=== Section Start ===

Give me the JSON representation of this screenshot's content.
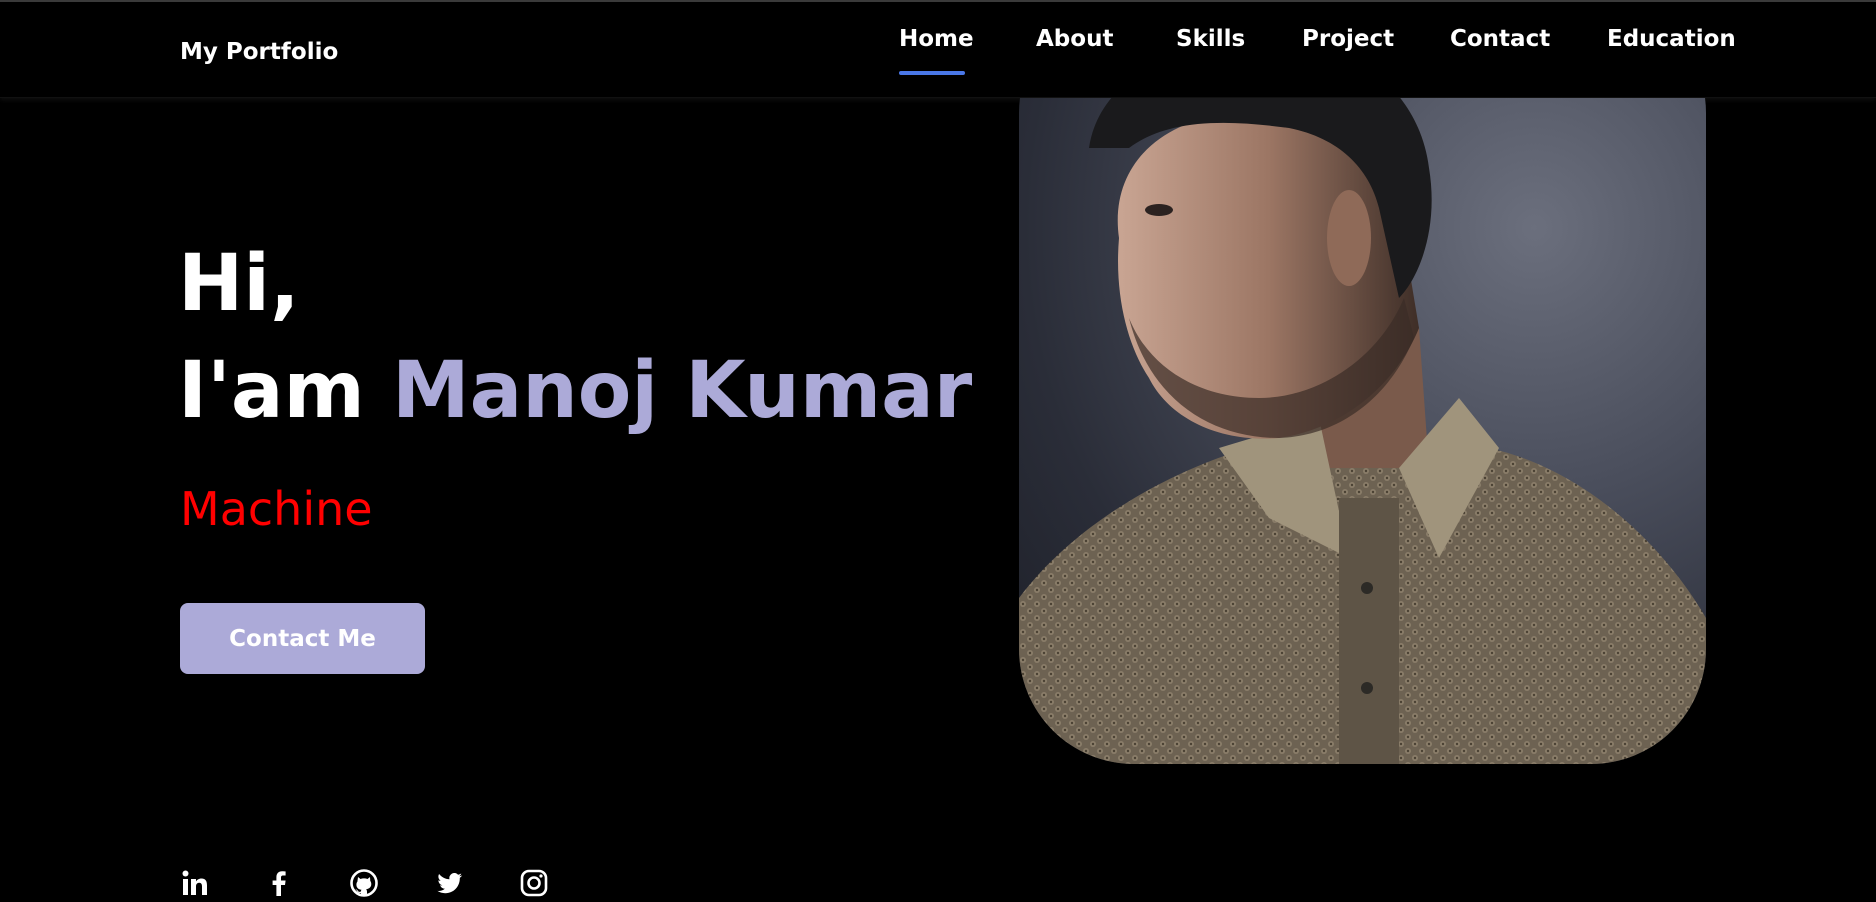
{
  "colors": {
    "accent": "#acaad8",
    "role": "#ff0000",
    "nav_underline": "#4a78e8",
    "background": "#000000"
  },
  "nav": {
    "brand": "My Portfolio",
    "items": [
      {
        "label": "Home",
        "active": true
      },
      {
        "label": "About"
      },
      {
        "label": "Skills"
      },
      {
        "label": "Project"
      },
      {
        "label": "Contact"
      },
      {
        "label": "Education"
      }
    ]
  },
  "hero": {
    "greeting": "Hi,",
    "intro": "I'am",
    "name": "Manoj Kumar",
    "role": "Machine",
    "cta_label": "Contact Me"
  },
  "socials": [
    {
      "icon": "linkedin-icon"
    },
    {
      "icon": "facebook-icon"
    },
    {
      "icon": "github-icon"
    },
    {
      "icon": "twitter-icon"
    },
    {
      "icon": "instagram-icon"
    }
  ]
}
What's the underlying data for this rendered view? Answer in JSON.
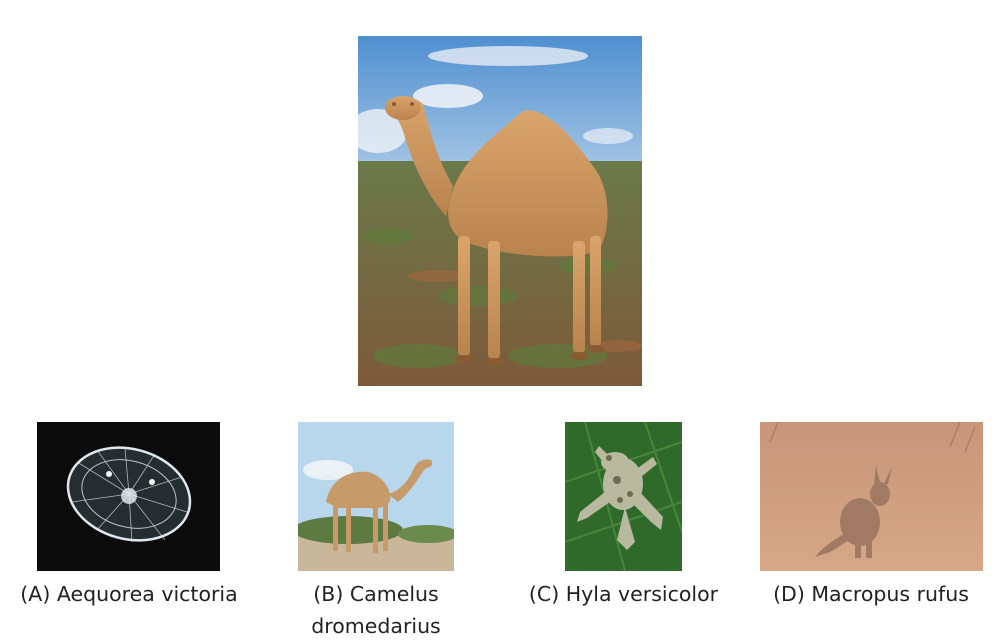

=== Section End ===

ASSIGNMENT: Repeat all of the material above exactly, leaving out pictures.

SOLUTION TO THIS TASK:
Give me the JSON representation of this screenshot's content.
{
  "colors": {
    "accent": "#acaad8",
    "role": "#ff0000",
    "nav_underline": "#4a78e8",
    "background": "#000000"
  },
  "nav": {
    "brand": "My Portfolio",
    "items": [
      {
        "label": "Home",
        "active": true
      },
      {
        "label": "About"
      },
      {
        "label": "Skills"
      },
      {
        "label": "Project"
      },
      {
        "label": "Contact"
      },
      {
        "label": "Education"
      }
    ]
  },
  "hero": {
    "greeting": "Hi,",
    "intro": "I'am",
    "name": "Manoj Kumar",
    "role": "Machine",
    "cta_label": "Contact Me"
  },
  "socials": [
    {
      "icon": "linkedin-icon"
    },
    {
      "icon": "facebook-icon"
    },
    {
      "icon": "github-icon"
    },
    {
      "icon": "twitter-icon"
    },
    {
      "icon": "instagram-icon"
    }
  ]
}
What's the underlying data for this rendered view? Answer in JSON.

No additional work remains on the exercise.